Ultrasound-guided female sterilization
Ultrasound can be used to guide an injection into the uterus, uterine horns, fallopian tubes, or ovaries of female mammals, including dogs and humans. We have discovered that it is quite hard to inject into the ovaries due to the difficulty of puncturing the hard outer capsule. Ultrasound can be used to aid in visualizing the ovary, but injection is still a challenging task. Ultrasound-guided intrauterine injectable sterilization or contraception could be performed with a number of substances, including calcium chloride solution, alcohol, or a polymer contraceptive such as Vasalgel, RISUG or FerroCept. We found that injecting into the uterine horns in dogs was relatively simpler than injecting into the ovary. However, sclerosants injected into the uterine horns did not appear to sterilize a female dog. We are no longer working on intrauterine injections, but have provided information on our research in this area as background and guidance to others interested in these approaches, so that someday female animals (and women) could get sterilization without surgery. (Women have some alternate approaches for this called Essure and Adiana, but there’s nothing currently for dogs and cats.)

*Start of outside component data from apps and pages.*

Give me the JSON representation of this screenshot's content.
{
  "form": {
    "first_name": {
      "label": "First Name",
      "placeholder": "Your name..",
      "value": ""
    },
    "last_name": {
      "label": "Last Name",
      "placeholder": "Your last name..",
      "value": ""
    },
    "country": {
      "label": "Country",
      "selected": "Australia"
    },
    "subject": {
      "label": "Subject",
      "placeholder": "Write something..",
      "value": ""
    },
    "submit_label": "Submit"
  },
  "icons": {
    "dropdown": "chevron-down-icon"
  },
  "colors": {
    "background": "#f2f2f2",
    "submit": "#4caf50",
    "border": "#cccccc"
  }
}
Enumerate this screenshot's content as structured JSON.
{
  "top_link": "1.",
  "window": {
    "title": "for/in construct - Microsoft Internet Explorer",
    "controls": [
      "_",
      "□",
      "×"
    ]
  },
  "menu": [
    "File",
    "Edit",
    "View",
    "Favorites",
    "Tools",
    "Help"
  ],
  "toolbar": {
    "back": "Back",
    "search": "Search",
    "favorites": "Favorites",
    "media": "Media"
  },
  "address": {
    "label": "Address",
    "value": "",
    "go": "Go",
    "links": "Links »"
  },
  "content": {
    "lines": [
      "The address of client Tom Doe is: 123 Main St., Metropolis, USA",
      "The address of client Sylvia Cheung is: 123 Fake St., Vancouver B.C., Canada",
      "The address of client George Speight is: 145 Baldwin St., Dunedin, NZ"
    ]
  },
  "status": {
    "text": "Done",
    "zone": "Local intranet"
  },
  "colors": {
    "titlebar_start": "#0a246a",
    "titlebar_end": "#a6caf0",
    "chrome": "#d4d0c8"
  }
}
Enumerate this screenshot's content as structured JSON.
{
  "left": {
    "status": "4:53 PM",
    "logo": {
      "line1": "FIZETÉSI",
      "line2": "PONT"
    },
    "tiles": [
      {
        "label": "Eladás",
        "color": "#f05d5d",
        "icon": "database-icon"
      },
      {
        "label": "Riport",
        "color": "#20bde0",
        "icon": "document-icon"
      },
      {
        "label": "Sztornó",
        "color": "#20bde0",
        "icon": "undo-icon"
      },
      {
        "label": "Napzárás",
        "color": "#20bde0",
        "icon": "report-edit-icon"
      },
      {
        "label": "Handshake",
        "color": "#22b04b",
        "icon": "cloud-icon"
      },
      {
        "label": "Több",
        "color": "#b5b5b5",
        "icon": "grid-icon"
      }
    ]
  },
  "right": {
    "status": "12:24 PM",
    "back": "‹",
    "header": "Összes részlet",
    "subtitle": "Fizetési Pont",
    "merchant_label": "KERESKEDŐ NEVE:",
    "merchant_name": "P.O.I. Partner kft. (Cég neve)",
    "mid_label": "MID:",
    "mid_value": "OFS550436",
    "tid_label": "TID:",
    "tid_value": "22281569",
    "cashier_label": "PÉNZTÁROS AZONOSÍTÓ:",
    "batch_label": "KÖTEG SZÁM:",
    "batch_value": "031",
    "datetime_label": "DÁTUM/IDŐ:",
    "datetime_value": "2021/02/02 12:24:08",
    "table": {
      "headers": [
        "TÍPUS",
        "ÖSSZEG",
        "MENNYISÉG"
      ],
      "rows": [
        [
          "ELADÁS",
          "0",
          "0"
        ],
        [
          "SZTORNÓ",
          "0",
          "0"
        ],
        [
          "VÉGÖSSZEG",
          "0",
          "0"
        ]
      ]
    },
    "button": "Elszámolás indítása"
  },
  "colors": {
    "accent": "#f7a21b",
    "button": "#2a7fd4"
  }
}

Details of the ultrasound guided female sterilization studies are available.
This information was added to the prior art database on December 21, 2010 (available here) so that it is in the public domain. Researchers may study this approach without barriers now, as it is no longer patentable. Permission from Parsemus Foundation is not required.

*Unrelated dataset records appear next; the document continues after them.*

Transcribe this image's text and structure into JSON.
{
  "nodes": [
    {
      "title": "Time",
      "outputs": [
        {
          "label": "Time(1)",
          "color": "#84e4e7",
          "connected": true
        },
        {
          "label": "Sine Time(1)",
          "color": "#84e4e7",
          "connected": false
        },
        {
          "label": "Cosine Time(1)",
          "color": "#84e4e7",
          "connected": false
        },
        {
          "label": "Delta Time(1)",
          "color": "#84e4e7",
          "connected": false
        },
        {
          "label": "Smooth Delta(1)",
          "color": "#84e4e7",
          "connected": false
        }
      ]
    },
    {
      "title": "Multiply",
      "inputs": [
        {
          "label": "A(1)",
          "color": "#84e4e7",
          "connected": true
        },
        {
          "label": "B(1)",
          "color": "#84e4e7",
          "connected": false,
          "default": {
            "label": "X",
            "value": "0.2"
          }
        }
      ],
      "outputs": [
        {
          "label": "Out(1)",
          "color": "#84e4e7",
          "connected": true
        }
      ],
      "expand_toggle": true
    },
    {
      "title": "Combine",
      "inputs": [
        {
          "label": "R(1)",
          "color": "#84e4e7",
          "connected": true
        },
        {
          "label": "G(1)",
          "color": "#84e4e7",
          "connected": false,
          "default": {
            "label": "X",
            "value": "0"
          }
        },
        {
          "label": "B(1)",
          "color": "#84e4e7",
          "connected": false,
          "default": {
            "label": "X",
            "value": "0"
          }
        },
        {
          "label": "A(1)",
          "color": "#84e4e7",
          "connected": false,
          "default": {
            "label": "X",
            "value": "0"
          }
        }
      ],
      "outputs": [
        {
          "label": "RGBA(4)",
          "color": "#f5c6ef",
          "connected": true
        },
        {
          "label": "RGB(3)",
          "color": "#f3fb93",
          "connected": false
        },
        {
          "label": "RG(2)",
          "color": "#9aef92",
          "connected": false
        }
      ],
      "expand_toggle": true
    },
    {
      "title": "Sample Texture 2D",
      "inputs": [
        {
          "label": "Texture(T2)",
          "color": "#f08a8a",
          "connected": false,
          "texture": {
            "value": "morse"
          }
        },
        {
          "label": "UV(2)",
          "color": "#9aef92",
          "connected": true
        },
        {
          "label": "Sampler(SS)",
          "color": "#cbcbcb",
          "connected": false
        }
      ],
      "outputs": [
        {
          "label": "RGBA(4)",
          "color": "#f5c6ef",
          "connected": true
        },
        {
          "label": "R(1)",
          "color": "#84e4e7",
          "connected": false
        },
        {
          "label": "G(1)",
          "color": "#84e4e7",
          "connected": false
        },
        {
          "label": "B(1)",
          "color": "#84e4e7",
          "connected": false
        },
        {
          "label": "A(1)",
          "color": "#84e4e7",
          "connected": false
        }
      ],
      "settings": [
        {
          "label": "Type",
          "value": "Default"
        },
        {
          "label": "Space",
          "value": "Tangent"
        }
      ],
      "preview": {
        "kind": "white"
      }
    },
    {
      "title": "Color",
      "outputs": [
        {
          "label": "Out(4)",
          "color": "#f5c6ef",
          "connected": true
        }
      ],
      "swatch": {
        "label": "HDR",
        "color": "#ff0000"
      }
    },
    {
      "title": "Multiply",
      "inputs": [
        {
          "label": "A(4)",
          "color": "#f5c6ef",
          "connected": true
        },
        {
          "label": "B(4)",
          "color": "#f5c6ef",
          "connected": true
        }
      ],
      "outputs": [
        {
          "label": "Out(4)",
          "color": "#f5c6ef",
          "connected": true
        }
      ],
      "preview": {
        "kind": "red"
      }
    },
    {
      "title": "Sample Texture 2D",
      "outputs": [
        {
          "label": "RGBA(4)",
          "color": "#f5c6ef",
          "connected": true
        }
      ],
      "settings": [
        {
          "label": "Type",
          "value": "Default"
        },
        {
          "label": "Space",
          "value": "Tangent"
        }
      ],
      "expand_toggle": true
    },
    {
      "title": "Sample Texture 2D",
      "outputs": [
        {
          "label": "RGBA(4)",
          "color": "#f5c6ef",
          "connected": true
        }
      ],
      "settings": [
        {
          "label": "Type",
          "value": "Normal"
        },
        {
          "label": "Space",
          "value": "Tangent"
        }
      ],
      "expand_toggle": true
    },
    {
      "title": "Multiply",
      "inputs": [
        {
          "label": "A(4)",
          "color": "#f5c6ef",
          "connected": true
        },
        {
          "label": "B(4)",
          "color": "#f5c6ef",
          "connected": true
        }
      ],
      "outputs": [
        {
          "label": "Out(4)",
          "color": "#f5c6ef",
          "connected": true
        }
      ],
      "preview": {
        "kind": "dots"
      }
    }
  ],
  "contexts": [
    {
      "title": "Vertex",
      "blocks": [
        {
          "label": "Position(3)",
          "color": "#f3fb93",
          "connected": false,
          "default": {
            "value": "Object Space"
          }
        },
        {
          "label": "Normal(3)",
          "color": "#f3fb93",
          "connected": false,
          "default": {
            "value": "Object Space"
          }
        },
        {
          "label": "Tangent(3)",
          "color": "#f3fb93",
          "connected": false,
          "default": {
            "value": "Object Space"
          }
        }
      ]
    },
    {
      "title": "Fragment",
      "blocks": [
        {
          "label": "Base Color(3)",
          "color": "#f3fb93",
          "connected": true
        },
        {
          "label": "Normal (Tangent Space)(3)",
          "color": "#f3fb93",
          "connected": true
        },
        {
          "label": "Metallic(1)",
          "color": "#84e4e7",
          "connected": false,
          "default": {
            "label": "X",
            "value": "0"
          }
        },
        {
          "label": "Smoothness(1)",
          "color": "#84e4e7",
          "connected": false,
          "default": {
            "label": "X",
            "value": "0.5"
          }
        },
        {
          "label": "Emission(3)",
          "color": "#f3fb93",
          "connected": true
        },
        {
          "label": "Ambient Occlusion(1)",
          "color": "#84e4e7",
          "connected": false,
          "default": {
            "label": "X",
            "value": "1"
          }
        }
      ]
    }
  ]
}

For info on current approaches to nonsurgical dog and cat sterilization, see the Alliance for Contraception in Cats & Dogs and the Found Animals Foundation Michelson Prize and Grants.